By Valerie Routhieaux
Day 10: Plotting
Today, I will discuss plotting your novel, short story, article, or poem. What is the main theme of your work? Are you writing fiction or non-fiction? Is your work mainstream or sweet? Mainstream is what most people read, filled with every kind of vulgarity and or sexual content the author can dream up. Sweet being the opposite and often spiritually based. Even poetry needs a plot when you consider the many ballads written by those famous authors – Shakespeare for instance.
When plotting your novel, you need to know the basic elements—setting/location; historical, present, future; characters, your main characters, hero, and heroine plus your secondary characters. How many characters will you have? What is your genre? There are many genres to choose from—romance, historical romance, contemporary romance, historical, mystery, science fiction, western, chiller/horror and the list goes on interminably.
With the new series I’m working on, I started plotting my story in Excel to keep it organized. Which also brings up another plot point—will it be a single novel or a series?
Plotting takes place before you start work on your novel. If it’s a non-fiction work, you also need to outline and know how many chapters it will be. The chapters define the essence of the book. For instance, you can have several parts to your non-fiction book, and within each part several chapters to explain each section.
If you’re a pantser, as I mentioned on day one, plotting doesn’t always work well. You are either a plotter or pantser. Most authors or writers can’t be both. I don’t know any who are.

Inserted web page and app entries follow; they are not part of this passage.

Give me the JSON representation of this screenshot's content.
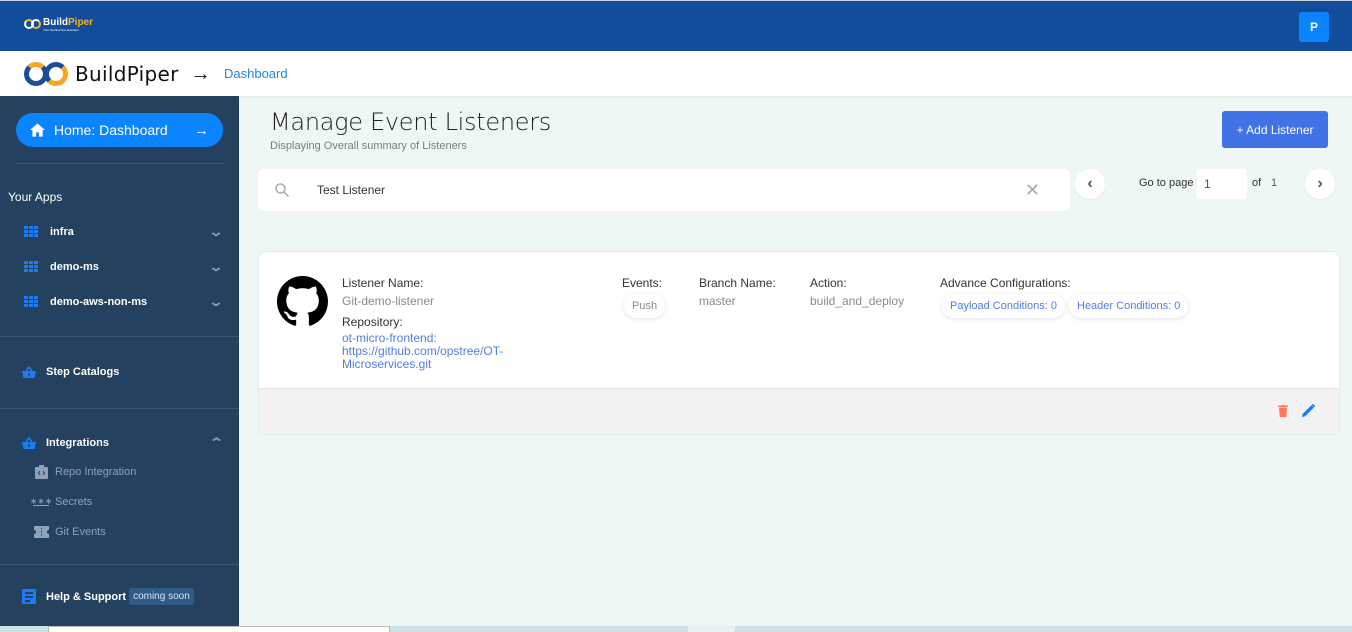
{
  "topbar": {
    "logo_brand_a": "Build",
    "logo_brand_b": "Piper",
    "logo_tagline": "Your DevSecOps assistant",
    "avatar_initial": "P"
  },
  "header": {
    "brand": "BuildPiper",
    "breadcrumb": "Dashboard"
  },
  "sidebar": {
    "home_label": "Home: Dashboard",
    "your_apps_label": "Your Apps",
    "apps": [
      {
        "label": "infra"
      },
      {
        "label": "demo-ms"
      },
      {
        "label": "demo-aws-non-ms"
      }
    ],
    "step_catalogs_label": "Step Catalogs",
    "integrations_label": "Integrations",
    "integrations_sub": [
      {
        "label": "Repo Integration"
      },
      {
        "label": "Secrets"
      },
      {
        "label": "Git Events"
      }
    ],
    "help_label": "Help & Support",
    "help_badge": "coming soon"
  },
  "main": {
    "title": "Manage Event Listeners",
    "subtitle": "Displaying Overall summary of Listeners",
    "add_button": "+ Add Listener",
    "search_value": "Test Listener",
    "pagination": {
      "goto_label": "Go to page",
      "current_page": "1",
      "of_label": "of",
      "total_pages": "1"
    },
    "listener": {
      "name_label": "Listener Name:",
      "name": "Git-demo-listener",
      "repo_label": "Repository:",
      "repo": "ot-micro-frontend: https://github.com/opstree/OT-Microservices.git",
      "events_label": "Events:",
      "event": "Push",
      "branch_label": "Branch Name:",
      "branch": "master",
      "action_label": "Action:",
      "action": "build_and_deploy",
      "advance_label": "Advance Configurations:",
      "payload_conditions": "Payload Conditions: 0",
      "header_conditions": "Header Conditions: 0"
    }
  },
  "colors": {
    "topbar": "#124d9b",
    "sidebar": "#244260",
    "accent": "#0a84ff",
    "add_button": "#4172e6",
    "link": "#4f7ee8",
    "delete": "#ff7b5c"
  }
}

Once you have your plot, it’s time to start writing. If you’re a plotter, tell me how you plot your work. Thanks for reading.
Tomorrow’s Perspective: Pantser